WHAT THE TASK ASKS
Write every entry out again, unchanged.

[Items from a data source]
* * *
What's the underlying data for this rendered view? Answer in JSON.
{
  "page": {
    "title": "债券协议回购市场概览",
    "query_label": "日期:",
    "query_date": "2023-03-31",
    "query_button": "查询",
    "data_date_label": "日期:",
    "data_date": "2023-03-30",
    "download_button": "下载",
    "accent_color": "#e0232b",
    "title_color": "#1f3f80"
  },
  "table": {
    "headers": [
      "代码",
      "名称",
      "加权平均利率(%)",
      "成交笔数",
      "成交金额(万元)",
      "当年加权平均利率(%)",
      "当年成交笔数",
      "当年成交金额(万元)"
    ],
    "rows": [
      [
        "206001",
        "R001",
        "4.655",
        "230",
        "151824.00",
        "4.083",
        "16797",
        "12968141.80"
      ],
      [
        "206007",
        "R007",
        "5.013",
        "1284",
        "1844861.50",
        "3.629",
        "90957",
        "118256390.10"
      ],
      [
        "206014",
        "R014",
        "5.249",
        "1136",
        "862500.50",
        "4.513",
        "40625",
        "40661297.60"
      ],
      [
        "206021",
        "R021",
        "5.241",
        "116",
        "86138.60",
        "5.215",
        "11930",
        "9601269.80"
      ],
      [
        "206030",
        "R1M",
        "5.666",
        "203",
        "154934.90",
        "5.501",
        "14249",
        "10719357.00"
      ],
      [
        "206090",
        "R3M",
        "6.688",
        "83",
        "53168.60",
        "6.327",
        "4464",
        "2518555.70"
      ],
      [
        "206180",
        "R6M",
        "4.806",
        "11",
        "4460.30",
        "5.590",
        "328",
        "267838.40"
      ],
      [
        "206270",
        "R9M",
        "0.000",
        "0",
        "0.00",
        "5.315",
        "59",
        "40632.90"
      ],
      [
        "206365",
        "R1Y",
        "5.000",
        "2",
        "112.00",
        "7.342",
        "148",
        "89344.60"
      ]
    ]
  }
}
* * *
ANSWER
What's the underlying data for this rendered view? Answer in JSON.
{
  "page": {
    "title": "债券协议回购市场概览",
    "query_label": "日期:",
    "query_date": "2023-03-31",
    "query_button": "查询",
    "data_date_label": "日期:",
    "data_date": "2023-03-30",
    "download_button": "下载",
    "accent_color": "#e0232b",
    "title_color": "#1f3f80"
  },
  "table": {
    "headers": [
      "代码",
      "名称",
      "加权平均利率(%)",
      "成交笔数",
      "成交金额(万元)",
      "当年加权平均利率(%)",
      "当年成交笔数",
      "当年成交金额(万元)"
    ],
    "rows": [
      [
        "206001",
        "R001",
        "4.655",
        "230",
        "151824.00",
        "4.083",
        "16797",
        "12968141.80"
      ],
      [
        "206007",
        "R007",
        "5.013",
        "1284",
        "1844861.50",
        "3.629",
        "90957",
        "118256390.10"
      ],
      [
        "206014",
        "R014",
        "5.249",
        "1136",
        "862500.50",
        "4.513",
        "40625",
        "40661297.60"
      ],
      [
        "206021",
        "R021",
        "5.241",
        "116",
        "86138.60",
        "5.215",
        "11930",
        "9601269.80"
      ],
      [
        "206030",
        "R1M",
        "5.666",
        "203",
        "154934.90",
        "5.501",
        "14249",
        "10719357.00"
      ],
      [
        "206090",
        "R3M",
        "6.688",
        "83",
        "53168.60",
        "6.327",
        "4464",
        "2518555.70"
      ],
      [
        "206180",
        "R6M",
        "4.806",
        "11",
        "4460.30",
        "5.590",
        "328",
        "267838.40"
      ],
      [
        "206270",
        "R9M",
        "0.000",
        "0",
        "0.00",
        "5.315",
        "59",
        "40632.90"
      ],
      [
        "206365",
        "R1Y",
        "5.000",
        "2",
        "112.00",
        "7.342",
        "148",
        "89344.60"
      ]
    ]
  }
}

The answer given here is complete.